Word for word, copy out the records given below.
** Opening Material for the task block **
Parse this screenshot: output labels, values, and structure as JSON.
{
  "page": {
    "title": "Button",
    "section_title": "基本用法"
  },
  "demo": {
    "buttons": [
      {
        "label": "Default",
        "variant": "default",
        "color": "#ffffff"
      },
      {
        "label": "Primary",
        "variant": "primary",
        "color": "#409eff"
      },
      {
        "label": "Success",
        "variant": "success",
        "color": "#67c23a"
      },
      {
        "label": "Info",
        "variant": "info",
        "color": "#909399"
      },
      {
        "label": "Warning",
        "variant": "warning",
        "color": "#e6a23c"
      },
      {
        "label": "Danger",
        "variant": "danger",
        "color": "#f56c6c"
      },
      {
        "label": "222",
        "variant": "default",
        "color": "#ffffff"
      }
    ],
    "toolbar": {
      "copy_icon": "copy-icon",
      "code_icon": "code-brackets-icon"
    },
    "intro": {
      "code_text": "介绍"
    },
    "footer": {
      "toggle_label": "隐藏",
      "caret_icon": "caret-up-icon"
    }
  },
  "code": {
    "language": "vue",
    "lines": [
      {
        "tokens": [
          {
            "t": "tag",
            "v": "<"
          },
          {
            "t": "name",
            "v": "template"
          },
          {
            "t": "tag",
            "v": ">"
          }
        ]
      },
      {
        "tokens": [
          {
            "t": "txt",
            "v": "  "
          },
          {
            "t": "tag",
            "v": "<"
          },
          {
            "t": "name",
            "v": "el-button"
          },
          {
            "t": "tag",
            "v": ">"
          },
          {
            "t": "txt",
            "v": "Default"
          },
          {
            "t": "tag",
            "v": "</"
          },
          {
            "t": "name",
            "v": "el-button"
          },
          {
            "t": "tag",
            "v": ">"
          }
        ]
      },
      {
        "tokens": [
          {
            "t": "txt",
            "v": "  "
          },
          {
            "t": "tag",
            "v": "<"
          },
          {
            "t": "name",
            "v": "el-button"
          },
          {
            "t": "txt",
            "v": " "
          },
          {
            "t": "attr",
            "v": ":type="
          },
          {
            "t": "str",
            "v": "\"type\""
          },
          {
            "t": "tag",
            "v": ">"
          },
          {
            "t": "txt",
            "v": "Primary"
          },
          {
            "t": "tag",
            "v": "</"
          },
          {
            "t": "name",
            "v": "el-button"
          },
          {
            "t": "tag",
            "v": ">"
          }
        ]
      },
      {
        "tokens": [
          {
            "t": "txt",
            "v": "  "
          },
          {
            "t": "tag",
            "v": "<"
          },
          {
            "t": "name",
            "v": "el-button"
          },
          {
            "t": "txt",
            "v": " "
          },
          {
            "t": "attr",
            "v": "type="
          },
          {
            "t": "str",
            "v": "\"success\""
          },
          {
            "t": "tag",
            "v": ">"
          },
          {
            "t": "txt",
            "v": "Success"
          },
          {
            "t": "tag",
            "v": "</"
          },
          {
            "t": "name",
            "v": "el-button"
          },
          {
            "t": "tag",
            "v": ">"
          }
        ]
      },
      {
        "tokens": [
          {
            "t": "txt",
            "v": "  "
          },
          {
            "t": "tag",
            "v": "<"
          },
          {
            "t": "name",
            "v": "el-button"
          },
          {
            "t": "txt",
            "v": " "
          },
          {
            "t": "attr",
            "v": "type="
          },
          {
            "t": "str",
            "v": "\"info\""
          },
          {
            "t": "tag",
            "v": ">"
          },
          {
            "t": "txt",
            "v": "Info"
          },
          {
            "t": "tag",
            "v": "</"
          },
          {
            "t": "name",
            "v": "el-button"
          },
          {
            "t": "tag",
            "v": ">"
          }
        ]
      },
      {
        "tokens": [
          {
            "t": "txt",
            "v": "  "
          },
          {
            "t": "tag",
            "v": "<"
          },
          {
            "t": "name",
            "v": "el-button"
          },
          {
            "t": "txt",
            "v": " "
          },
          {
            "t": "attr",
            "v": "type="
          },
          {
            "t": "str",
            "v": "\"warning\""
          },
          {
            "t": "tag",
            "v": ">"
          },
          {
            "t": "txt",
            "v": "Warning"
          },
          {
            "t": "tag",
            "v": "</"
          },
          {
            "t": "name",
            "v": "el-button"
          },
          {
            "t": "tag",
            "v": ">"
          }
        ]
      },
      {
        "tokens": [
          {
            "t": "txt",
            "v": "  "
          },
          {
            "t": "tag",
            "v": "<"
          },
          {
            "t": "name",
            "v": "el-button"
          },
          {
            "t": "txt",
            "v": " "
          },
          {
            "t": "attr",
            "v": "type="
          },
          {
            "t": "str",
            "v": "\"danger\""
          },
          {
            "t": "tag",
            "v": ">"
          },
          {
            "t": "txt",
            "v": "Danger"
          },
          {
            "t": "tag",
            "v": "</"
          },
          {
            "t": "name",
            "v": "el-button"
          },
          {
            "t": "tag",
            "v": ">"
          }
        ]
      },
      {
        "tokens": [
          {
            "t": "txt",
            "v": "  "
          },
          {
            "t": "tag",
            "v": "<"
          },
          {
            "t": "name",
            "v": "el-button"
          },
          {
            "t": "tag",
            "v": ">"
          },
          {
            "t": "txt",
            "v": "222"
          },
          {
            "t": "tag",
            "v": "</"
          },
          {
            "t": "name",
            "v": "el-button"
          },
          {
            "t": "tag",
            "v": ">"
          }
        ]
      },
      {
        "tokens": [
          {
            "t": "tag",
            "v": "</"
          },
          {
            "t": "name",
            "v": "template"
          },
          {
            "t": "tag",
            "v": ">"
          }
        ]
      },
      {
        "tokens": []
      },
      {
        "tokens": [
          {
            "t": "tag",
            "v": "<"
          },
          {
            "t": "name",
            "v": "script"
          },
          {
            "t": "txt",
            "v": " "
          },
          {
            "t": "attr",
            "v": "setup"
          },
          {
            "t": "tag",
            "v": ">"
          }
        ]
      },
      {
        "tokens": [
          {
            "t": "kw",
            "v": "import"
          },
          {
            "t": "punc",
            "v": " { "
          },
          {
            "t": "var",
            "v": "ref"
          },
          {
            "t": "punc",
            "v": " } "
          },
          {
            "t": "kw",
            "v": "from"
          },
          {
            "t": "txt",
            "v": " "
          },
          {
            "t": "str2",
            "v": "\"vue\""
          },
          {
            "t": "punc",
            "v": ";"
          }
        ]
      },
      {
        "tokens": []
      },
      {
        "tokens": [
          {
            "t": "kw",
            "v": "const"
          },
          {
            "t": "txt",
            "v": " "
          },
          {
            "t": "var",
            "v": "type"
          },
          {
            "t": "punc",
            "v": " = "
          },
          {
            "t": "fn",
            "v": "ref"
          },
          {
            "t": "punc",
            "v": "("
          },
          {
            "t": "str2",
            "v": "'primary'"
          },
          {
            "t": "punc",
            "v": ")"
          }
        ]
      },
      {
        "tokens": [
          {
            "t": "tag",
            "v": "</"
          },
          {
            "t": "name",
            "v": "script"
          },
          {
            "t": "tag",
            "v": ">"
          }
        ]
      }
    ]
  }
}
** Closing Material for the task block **
** Exercise answer **
Parse this screenshot: output labels, values, and structure as JSON.
{
  "page": {
    "title": "Button",
    "section_title": "基本用法"
  },
  "demo": {
    "buttons": [
      {
        "label": "Default",
        "variant": "default",
        "color": "#ffffff"
      },
      {
        "label": "Primary",
        "variant": "primary",
        "color": "#409eff"
      },
      {
        "label": "Success",
        "variant": "success",
        "color": "#67c23a"
      },
      {
        "label": "Info",
        "variant": "info",
        "color": "#909399"
      },
      {
        "label": "Warning",
        "variant": "warning",
        "color": "#e6a23c"
      },
      {
        "label": "Danger",
        "variant": "danger",
        "color": "#f56c6c"
      },
      {
        "label": "222",
        "variant": "default",
        "color": "#ffffff"
      }
    ],
    "toolbar": {
      "copy_icon": "copy-icon",
      "code_icon": "code-brackets-icon"
    },
    "intro": {
      "code_text": "介绍"
    },
    "footer": {
      "toggle_label": "隐藏",
      "caret_icon": "caret-up-icon"
    }
  },
  "code": {
    "language": "vue",
    "lines": [
      {
        "tokens": [
          {
            "t": "tag",
            "v": "<"
          },
          {
            "t": "name",
            "v": "template"
          },
          {
            "t": "tag",
            "v": ">"
          }
        ]
      },
      {
        "tokens": [
          {
            "t": "txt",
            "v": "  "
          },
          {
            "t": "tag",
            "v": "<"
          },
          {
            "t": "name",
            "v": "el-button"
          },
          {
            "t": "tag",
            "v": ">"
          },
          {
            "t": "txt",
            "v": "Default"
          },
          {
            "t": "tag",
            "v": "</"
          },
          {
            "t": "name",
            "v": "el-button"
          },
          {
            "t": "tag",
            "v": ">"
          }
        ]
      },
      {
        "tokens": [
          {
            "t": "txt",
            "v": "  "
          },
          {
            "t": "tag",
            "v": "<"
          },
          {
            "t": "name",
            "v": "el-button"
          },
          {
            "t": "txt",
            "v": " "
          },
          {
            "t": "attr",
            "v": ":type="
          },
          {
            "t": "str",
            "v": "\"type\""
          },
          {
            "t": "tag",
            "v": ">"
          },
          {
            "t": "txt",
            "v": "Primary"
          },
          {
            "t": "tag",
            "v": "</"
          },
          {
            "t": "name",
            "v": "el-button"
          },
          {
            "t": "tag",
            "v": ">"
          }
        ]
      },
      {
        "tokens": [
          {
            "t": "txt",
            "v": "  "
          },
          {
            "t": "tag",
            "v": "<"
          },
          {
            "t": "name",
            "v": "el-button"
          },
          {
            "t": "txt",
            "v": " "
          },
          {
            "t": "attr",
            "v": "type="
          },
          {
            "t": "str",
            "v": "\"success\""
          },
          {
            "t": "tag",
            "v": ">"
          },
          {
            "t": "txt",
            "v": "Success"
          },
          {
            "t": "tag",
            "v": "</"
          },
          {
            "t": "name",
            "v": "el-button"
          },
          {
            "t": "tag",
            "v": ">"
          }
        ]
      },
      {
        "tokens": [
          {
            "t": "txt",
            "v": "  "
          },
          {
            "t": "tag",
            "v": "<"
          },
          {
            "t": "name",
            "v": "el-button"
          },
          {
            "t": "txt",
            "v": " "
          },
          {
            "t": "attr",
            "v": "type="
          },
          {
            "t": "str",
            "v": "\"info\""
          },
          {
            "t": "tag",
            "v": ">"
          },
          {
            "t": "txt",
            "v": "Info"
          },
          {
            "t": "tag",
            "v": "</"
          },
          {
            "t": "name",
            "v": "el-button"
          },
          {
            "t": "tag",
            "v": ">"
          }
        ]
      },
      {
        "tokens": [
          {
            "t": "txt",
            "v": "  "
          },
          {
            "t": "tag",
            "v": "<"
          },
          {
            "t": "name",
            "v": "el-button"
          },
          {
            "t": "txt",
            "v": " "
          },
          {
            "t": "attr",
            "v": "type="
          },
          {
            "t": "str",
            "v": "\"warning\""
          },
          {
            "t": "tag",
            "v": ">"
          },
          {
            "t": "txt",
            "v": "Warning"
          },
          {
            "t": "tag",
            "v": "</"
          },
          {
            "t": "name",
            "v": "el-button"
          },
          {
            "t": "tag",
            "v": ">"
          }
        ]
      },
      {
        "tokens": [
          {
            "t": "txt",
            "v": "  "
          },
          {
            "t": "tag",
            "v": "<"
          },
          {
            "t": "name",
            "v": "el-button"
          },
          {
            "t": "txt",
            "v": " "
          },
          {
            "t": "attr",
            "v": "type="
          },
          {
            "t": "str",
            "v": "\"danger\""
          },
          {
            "t": "tag",
            "v": ">"
          },
          {
            "t": "txt",
            "v": "Danger"
          },
          {
            "t": "tag",
            "v": "</"
          },
          {
            "t": "name",
            "v": "el-button"
          },
          {
            "t": "tag",
            "v": ">"
          }
        ]
      },
      {
        "tokens": [
          {
            "t": "txt",
            "v": "  "
          },
          {
            "t": "tag",
            "v": "<"
          },
          {
            "t": "name",
            "v": "el-button"
          },
          {
            "t": "tag",
            "v": ">"
          },
          {
            "t": "txt",
            "v": "222"
          },
          {
            "t": "tag",
            "v": "</"
          },
          {
            "t": "name",
            "v": "el-button"
          },
          {
            "t": "tag",
            "v": ">"
          }
        ]
      },
      {
        "tokens": [
          {
            "t": "tag",
            "v": "</"
          },
          {
            "t": "name",
            "v": "template"
          },
          {
            "t": "tag",
            "v": ">"
          }
        ]
      },
      {
        "tokens": []
      },
      {
        "tokens": [
          {
            "t": "tag",
            "v": "<"
          },
          {
            "t": "name",
            "v": "script"
          },
          {
            "t": "txt",
            "v": " "
          },
          {
            "t": "attr",
            "v": "setup"
          },
          {
            "t": "tag",
            "v": ">"
          }
        ]
      },
      {
        "tokens": [
          {
            "t": "kw",
            "v": "import"
          },
          {
            "t": "punc",
            "v": " { "
          },
          {
            "t": "var",
            "v": "ref"
          },
          {
            "t": "punc",
            "v": " } "
          },
          {
            "t": "kw",
            "v": "from"
          },
          {
            "t": "txt",
            "v": " "
          },
          {
            "t": "str2",
            "v": "\"vue\""
          },
          {
            "t": "punc",
            "v": ";"
          }
        ]
      },
      {
        "tokens": []
      },
      {
        "tokens": [
          {
            "t": "kw",
            "v": "const"
          },
          {
            "t": "txt",
            "v": " "
          },
          {
            "t": "var",
            "v": "type"
          },
          {
            "t": "punc",
            "v": " = "
          },
          {
            "t": "fn",
            "v": "ref"
          },
          {
            "t": "punc",
            "v": "("
          },
          {
            "t": "str2",
            "v": "'primary'"
          },
          {
            "t": "punc",
            "v": ")"
          }
        ]
      },
      {
        "tokens": [
          {
            "t": "tag",
            "v": "</"
          },
          {
            "t": "name",
            "v": "script"
          },
          {
            "t": "tag",
            "v": ">"
          }
        ]
      }
    ]
  }
}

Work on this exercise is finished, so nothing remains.